What follows is a block of records; reproduce all of it verbatim.

(Materials provided begins)

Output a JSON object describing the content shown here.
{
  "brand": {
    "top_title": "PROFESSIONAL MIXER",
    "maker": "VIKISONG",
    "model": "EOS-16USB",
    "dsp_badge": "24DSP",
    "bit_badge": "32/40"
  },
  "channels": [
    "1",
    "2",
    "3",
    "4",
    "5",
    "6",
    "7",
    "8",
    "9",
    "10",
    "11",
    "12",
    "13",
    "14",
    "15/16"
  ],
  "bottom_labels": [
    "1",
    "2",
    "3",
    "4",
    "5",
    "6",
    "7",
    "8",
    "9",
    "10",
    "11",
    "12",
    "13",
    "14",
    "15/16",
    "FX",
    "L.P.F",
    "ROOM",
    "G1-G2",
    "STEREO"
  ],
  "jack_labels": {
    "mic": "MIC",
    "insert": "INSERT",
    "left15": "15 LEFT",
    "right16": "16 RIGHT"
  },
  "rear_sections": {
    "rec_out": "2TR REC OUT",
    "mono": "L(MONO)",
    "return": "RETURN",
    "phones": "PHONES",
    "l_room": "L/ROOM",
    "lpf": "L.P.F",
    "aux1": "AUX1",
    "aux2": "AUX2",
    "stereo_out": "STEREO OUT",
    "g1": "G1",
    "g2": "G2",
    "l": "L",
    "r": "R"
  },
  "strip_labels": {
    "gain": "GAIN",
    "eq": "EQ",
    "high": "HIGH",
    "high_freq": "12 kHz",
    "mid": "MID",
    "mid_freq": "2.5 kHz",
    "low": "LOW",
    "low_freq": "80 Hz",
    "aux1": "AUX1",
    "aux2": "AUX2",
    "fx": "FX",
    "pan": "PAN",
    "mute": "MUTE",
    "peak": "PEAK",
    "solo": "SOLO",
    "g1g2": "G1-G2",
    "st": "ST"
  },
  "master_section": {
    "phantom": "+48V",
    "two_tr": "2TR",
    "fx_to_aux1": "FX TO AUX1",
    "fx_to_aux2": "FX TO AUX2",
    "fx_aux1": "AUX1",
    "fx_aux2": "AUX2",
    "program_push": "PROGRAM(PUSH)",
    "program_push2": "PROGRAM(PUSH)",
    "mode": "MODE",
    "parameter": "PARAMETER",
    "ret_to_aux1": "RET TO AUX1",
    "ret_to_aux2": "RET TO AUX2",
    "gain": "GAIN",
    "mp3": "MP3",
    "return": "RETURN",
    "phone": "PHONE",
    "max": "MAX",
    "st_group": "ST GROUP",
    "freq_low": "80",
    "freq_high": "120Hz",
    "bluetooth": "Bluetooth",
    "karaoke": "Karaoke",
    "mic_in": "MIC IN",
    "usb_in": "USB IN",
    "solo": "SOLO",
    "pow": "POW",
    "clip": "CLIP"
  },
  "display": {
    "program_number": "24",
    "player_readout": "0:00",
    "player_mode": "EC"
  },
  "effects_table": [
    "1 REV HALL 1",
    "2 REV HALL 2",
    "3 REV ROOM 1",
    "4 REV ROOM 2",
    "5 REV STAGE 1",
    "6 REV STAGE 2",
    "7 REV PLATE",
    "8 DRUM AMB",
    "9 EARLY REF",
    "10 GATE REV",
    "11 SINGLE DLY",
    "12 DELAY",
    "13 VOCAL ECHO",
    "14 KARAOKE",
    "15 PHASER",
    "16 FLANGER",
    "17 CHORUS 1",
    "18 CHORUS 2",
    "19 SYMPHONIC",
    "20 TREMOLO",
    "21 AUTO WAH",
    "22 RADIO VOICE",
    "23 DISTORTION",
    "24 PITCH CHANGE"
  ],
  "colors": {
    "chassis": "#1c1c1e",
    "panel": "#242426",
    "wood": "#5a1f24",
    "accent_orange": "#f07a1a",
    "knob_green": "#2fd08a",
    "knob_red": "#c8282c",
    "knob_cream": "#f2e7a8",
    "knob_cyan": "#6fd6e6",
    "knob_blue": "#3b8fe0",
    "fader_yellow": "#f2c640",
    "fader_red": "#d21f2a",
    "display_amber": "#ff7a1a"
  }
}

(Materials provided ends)

Exercise response:
Output a JSON object describing the content shown here.
{
  "brand": {
    "top_title": "PROFESSIONAL MIXER",
    "maker": "VIKISONG",
    "model": "EOS-16USB",
    "dsp_badge": "24DSP",
    "bit_badge": "32/40"
  },
  "channels": [
    "1",
    "2",
    "3",
    "4",
    "5",
    "6",
    "7",
    "8",
    "9",
    "10",
    "11",
    "12",
    "13",
    "14",
    "15/16"
  ],
  "bottom_labels": [
    "1",
    "2",
    "3",
    "4",
    "5",
    "6",
    "7",
    "8",
    "9",
    "10",
    "11",
    "12",
    "13",
    "14",
    "15/16",
    "FX",
    "L.P.F",
    "ROOM",
    "G1-G2",
    "STEREO"
  ],
  "jack_labels": {
    "mic": "MIC",
    "insert": "INSERT",
    "left15": "15 LEFT",
    "right16": "16 RIGHT"
  },
  "rear_sections": {
    "rec_out": "2TR REC OUT",
    "mono": "L(MONO)",
    "return": "RETURN",
    "phones": "PHONES",
    "l_room": "L/ROOM",
    "lpf": "L.P.F",
    "aux1": "AUX1",
    "aux2": "AUX2",
    "stereo_out": "STEREO OUT",
    "g1": "G1",
    "g2": "G2",
    "l": "L",
    "r": "R"
  },
  "strip_labels": {
    "gain": "GAIN",
    "eq": "EQ",
    "high": "HIGH",
    "high_freq": "12 kHz",
    "mid": "MID",
    "mid_freq": "2.5 kHz",
    "low": "LOW",
    "low_freq": "80 Hz",
    "aux1": "AUX1",
    "aux2": "AUX2",
    "fx": "FX",
    "pan": "PAN",
    "mute": "MUTE",
    "peak": "PEAK",
    "solo": "SOLO",
    "g1g2": "G1-G2",
    "st": "ST"
  },
  "master_section": {
    "phantom": "+48V",
    "two_tr": "2TR",
    "fx_to_aux1": "FX TO AUX1",
    "fx_to_aux2": "FX TO AUX2",
    "fx_aux1": "AUX1",
    "fx_aux2": "AUX2",
    "program_push": "PROGRAM(PUSH)",
    "program_push2": "PROGRAM(PUSH)",
    "mode": "MODE",
    "parameter": "PARAMETER",
    "ret_to_aux1": "RET TO AUX1",
    "ret_to_aux2": "RET TO AUX2",
    "gain": "GAIN",
    "mp3": "MP3",
    "return": "RETURN",
    "phone": "PHONE",
    "max": "MAX",
    "st_group": "ST GROUP",
    "freq_low": "80",
    "freq_high": "120Hz",
    "bluetooth": "Bluetooth",
    "karaoke": "Karaoke",
    "mic_in": "MIC IN",
    "usb_in": "USB IN",
    "solo": "SOLO",
    "pow": "POW",
    "clip": "CLIP"
  },
  "display": {
    "program_number": "24",
    "player_readout": "0:00",
    "player_mode": "EC"
  },
  "effects_table": [
    "1 REV HALL 1",
    "2 REV HALL 2",
    "3 REV ROOM 1",
    "4 REV ROOM 2",
    "5 REV STAGE 1",
    "6 REV STAGE 2",
    "7 REV PLATE",
    "8 DRUM AMB",
    "9 EARLY REF",
    "10 GATE REV",
    "11 SINGLE DLY",
    "12 DELAY",
    "13 VOCAL ECHO",
    "14 KARAOKE",
    "15 PHASER",
    "16 FLANGER",
    "17 CHORUS 1",
    "18 CHORUS 2",
    "19 SYMPHONIC",
    "20 TREMOLO",
    "21 AUTO WAH",
    "22 RADIO VOICE",
    "23 DISTORTION",
    "24 PITCH CHANGE"
  ],
  "colors": {
    "chassis": "#1c1c1e",
    "panel": "#242426",
    "wood": "#5a1f24",
    "accent_orange": "#f07a1a",
    "knob_green": "#2fd08a",
    "knob_red": "#c8282c",
    "knob_cream": "#f2e7a8",
    "knob_cyan": "#6fd6e6",
    "knob_blue": "#3b8fe0",
    "fader_yellow": "#f2c640",
    "fader_red": "#d21f2a",
    "display_amber": "#ff7a1a"
  }
}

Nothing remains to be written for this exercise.